_Input for this task_:

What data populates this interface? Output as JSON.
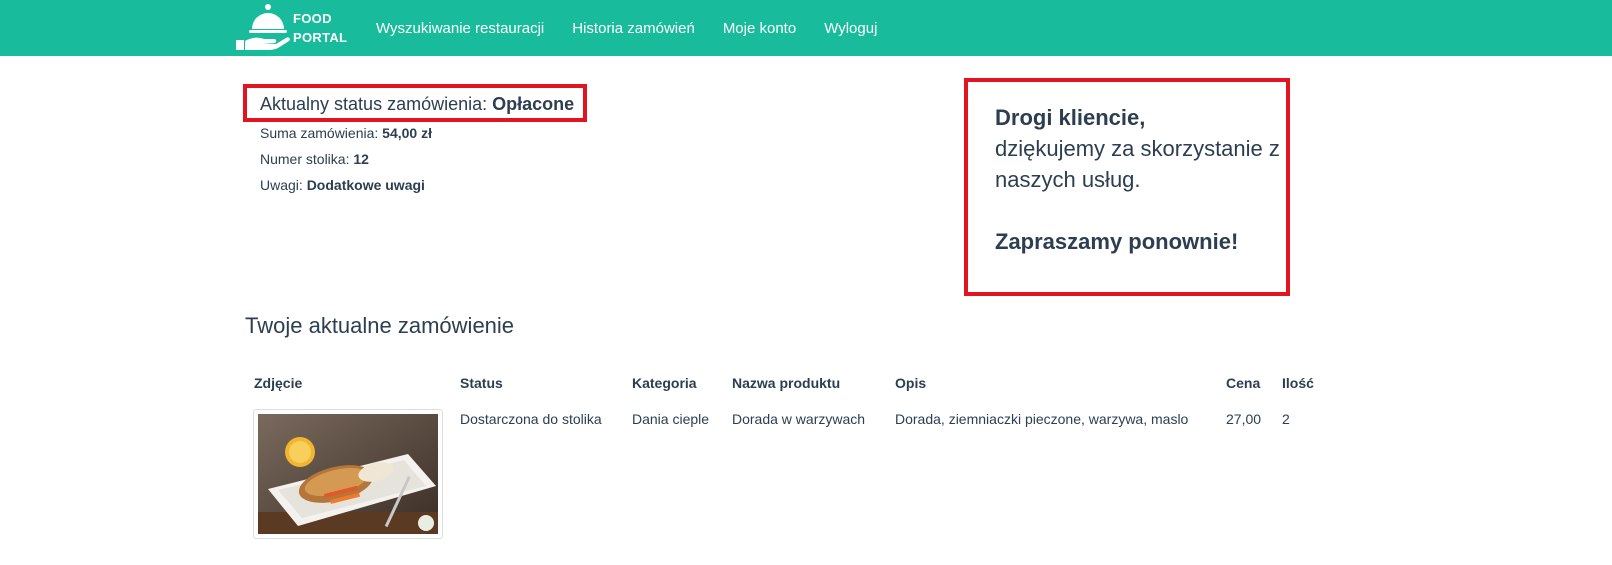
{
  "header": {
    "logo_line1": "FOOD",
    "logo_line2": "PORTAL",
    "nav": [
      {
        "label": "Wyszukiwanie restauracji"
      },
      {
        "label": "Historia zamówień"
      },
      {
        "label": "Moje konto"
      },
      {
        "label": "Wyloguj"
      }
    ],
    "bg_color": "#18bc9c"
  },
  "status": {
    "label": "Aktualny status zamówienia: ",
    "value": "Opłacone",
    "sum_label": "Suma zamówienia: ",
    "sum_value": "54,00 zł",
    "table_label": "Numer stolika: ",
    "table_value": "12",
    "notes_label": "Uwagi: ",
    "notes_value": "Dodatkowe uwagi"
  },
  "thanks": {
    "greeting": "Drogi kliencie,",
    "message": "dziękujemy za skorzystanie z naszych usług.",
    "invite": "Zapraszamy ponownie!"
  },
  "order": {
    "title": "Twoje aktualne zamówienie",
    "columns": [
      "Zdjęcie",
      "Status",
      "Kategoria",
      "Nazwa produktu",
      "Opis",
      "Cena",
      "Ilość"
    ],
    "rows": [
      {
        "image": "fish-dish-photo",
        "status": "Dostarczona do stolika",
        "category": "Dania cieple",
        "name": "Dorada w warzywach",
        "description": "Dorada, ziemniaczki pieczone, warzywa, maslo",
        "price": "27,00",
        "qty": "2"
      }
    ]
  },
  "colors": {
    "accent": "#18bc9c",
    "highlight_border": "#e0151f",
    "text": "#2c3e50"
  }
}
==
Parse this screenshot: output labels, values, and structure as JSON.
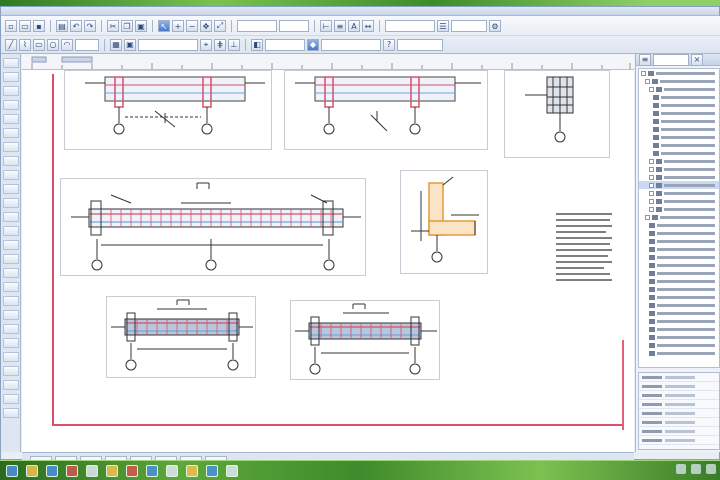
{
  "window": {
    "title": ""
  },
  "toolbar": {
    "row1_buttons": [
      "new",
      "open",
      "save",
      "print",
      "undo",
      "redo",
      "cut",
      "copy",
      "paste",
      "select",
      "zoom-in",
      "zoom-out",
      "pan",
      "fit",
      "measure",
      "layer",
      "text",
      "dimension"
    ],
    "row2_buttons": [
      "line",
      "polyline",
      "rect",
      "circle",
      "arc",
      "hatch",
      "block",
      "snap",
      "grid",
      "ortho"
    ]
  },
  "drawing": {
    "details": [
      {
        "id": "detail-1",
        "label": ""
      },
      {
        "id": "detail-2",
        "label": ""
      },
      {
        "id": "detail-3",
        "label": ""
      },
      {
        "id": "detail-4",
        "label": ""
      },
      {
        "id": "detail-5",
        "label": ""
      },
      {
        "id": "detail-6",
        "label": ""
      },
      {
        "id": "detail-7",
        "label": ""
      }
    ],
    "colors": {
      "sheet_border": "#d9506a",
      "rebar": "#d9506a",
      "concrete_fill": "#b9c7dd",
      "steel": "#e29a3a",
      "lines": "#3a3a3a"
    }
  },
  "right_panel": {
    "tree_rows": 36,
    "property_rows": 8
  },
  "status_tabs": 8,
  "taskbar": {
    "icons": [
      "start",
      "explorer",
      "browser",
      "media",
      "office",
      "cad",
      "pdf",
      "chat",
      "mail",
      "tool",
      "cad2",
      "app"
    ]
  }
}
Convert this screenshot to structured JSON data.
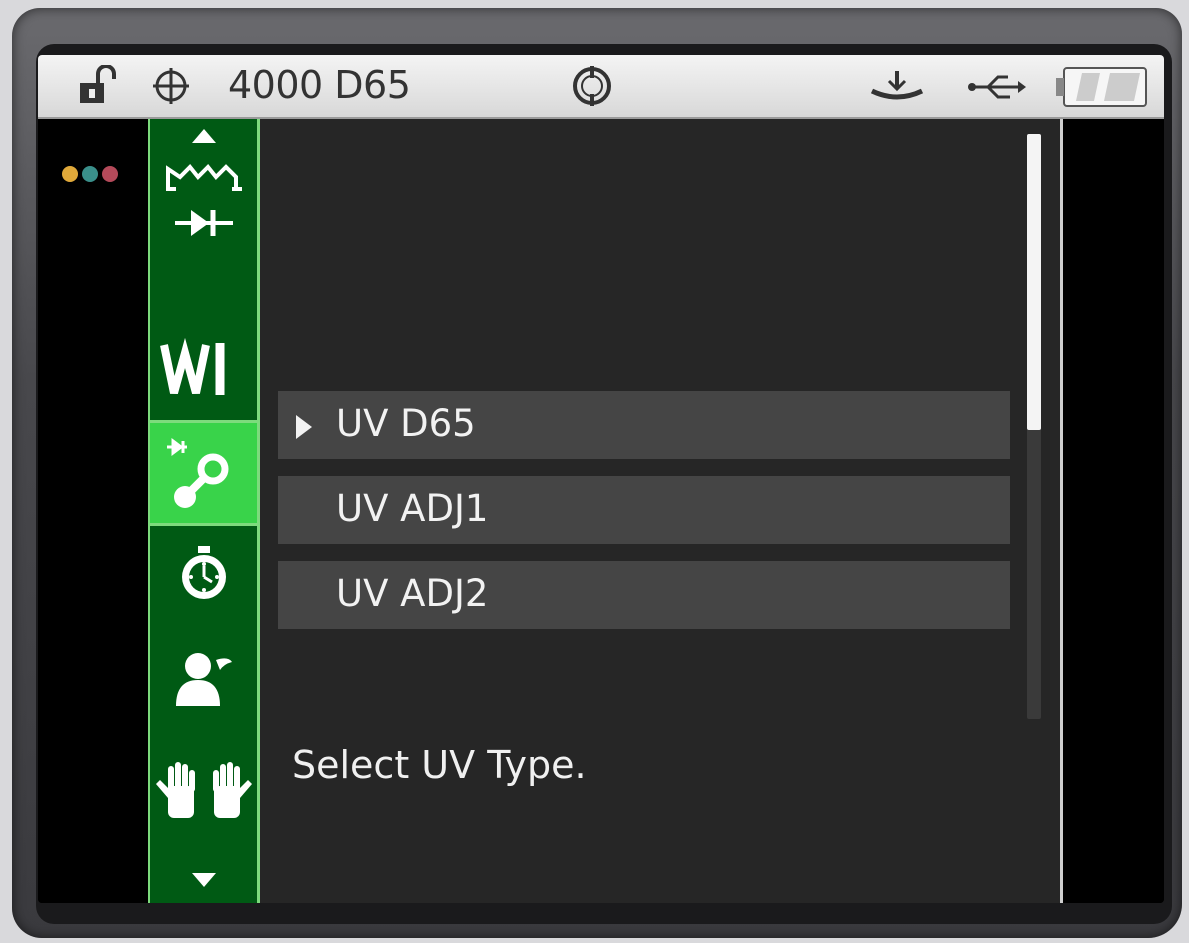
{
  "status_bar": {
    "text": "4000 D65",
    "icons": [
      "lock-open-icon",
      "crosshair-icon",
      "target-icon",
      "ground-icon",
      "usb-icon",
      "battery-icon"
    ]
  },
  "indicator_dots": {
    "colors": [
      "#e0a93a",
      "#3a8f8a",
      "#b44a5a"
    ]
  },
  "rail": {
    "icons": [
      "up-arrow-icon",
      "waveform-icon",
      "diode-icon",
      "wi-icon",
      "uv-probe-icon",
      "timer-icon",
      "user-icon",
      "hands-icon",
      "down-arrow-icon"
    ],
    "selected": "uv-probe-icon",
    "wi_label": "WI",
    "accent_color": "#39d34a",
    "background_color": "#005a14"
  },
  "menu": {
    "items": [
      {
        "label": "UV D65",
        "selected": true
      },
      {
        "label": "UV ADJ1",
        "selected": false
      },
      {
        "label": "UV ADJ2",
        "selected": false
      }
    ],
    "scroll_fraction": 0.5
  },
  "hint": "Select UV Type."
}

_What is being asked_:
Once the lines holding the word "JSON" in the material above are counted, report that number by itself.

_Written reply_:
3